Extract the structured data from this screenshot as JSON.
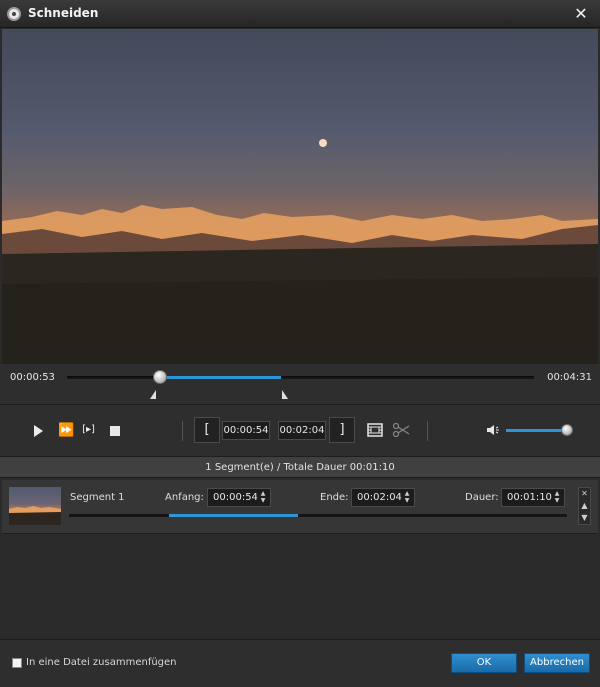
{
  "window": {
    "title": "Schneiden",
    "icon": "app-logo-icon",
    "close_icon": "close-icon"
  },
  "video": {
    "icons": [
      "video-preview"
    ]
  },
  "timeline": {
    "current_time": "00:00:53",
    "total_time": "00:04:31",
    "progress_fraction": 0.2,
    "selection_start_fraction": 0.2,
    "selection_end_fraction": 0.46
  },
  "toolbar": {
    "play_icon": "play-icon",
    "fast_forward_icon": "fast-forward-icon",
    "frame_icon": "frame-step-icon",
    "stop_icon": "stop-icon",
    "start_bracket": "[",
    "start_time": "00:00:54",
    "end_time": "00:02:04",
    "end_bracket": "]",
    "segment_icon": "film-segment-icon",
    "cut_icon": "scissors-icon",
    "volume_icon": "speaker-icon",
    "volume_fraction": 1.0
  },
  "summary": {
    "text": "1 Segment(e) / Totale Dauer 00:01:10"
  },
  "segments": [
    {
      "name": "Segment 1",
      "start_label": "Anfang:",
      "start_value": "00:00:54",
      "end_label": "Ende:",
      "end_value": "00:02:04",
      "duration_label": "Dauer:",
      "duration_value": "00:01:10"
    }
  ],
  "segment_side_controls": [
    "✕",
    "▲",
    "▼"
  ],
  "footer": {
    "merge_label": "In eine Datei zusammenfügen",
    "merge_checked": false,
    "ok_label": "OK",
    "cancel_label": "Abbrechen"
  },
  "colors": {
    "accent": "#2b95d8",
    "background": "#2b2b2b",
    "button": "#1f7dc0"
  }
}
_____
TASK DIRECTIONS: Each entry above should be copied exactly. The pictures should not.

TASK RESPONSE:
Extract the structured data from this screenshot as JSON.
{
  "window": {
    "title": "Schneiden",
    "icon": "app-logo-icon",
    "close_icon": "close-icon"
  },
  "video": {
    "icons": [
      "video-preview"
    ]
  },
  "timeline": {
    "current_time": "00:00:53",
    "total_time": "00:04:31",
    "progress_fraction": 0.2,
    "selection_start_fraction": 0.2,
    "selection_end_fraction": 0.46
  },
  "toolbar": {
    "play_icon": "play-icon",
    "fast_forward_icon": "fast-forward-icon",
    "frame_icon": "frame-step-icon",
    "stop_icon": "stop-icon",
    "start_bracket": "[",
    "start_time": "00:00:54",
    "end_time": "00:02:04",
    "end_bracket": "]",
    "segment_icon": "film-segment-icon",
    "cut_icon": "scissors-icon",
    "volume_icon": "speaker-icon",
    "volume_fraction": 1.0
  },
  "summary": {
    "text": "1 Segment(e) / Totale Dauer 00:01:10"
  },
  "segments": [
    {
      "name": "Segment 1",
      "start_label": "Anfang:",
      "start_value": "00:00:54",
      "end_label": "Ende:",
      "end_value": "00:02:04",
      "duration_label": "Dauer:",
      "duration_value": "00:01:10"
    }
  ],
  "segment_side_controls": [
    "✕",
    "▲",
    "▼"
  ],
  "footer": {
    "merge_label": "In eine Datei zusammenfügen",
    "merge_checked": false,
    "ok_label": "OK",
    "cancel_label": "Abbrechen"
  },
  "colors": {
    "accent": "#2b95d8",
    "background": "#2b2b2b",
    "button": "#1f7dc0"
  }
}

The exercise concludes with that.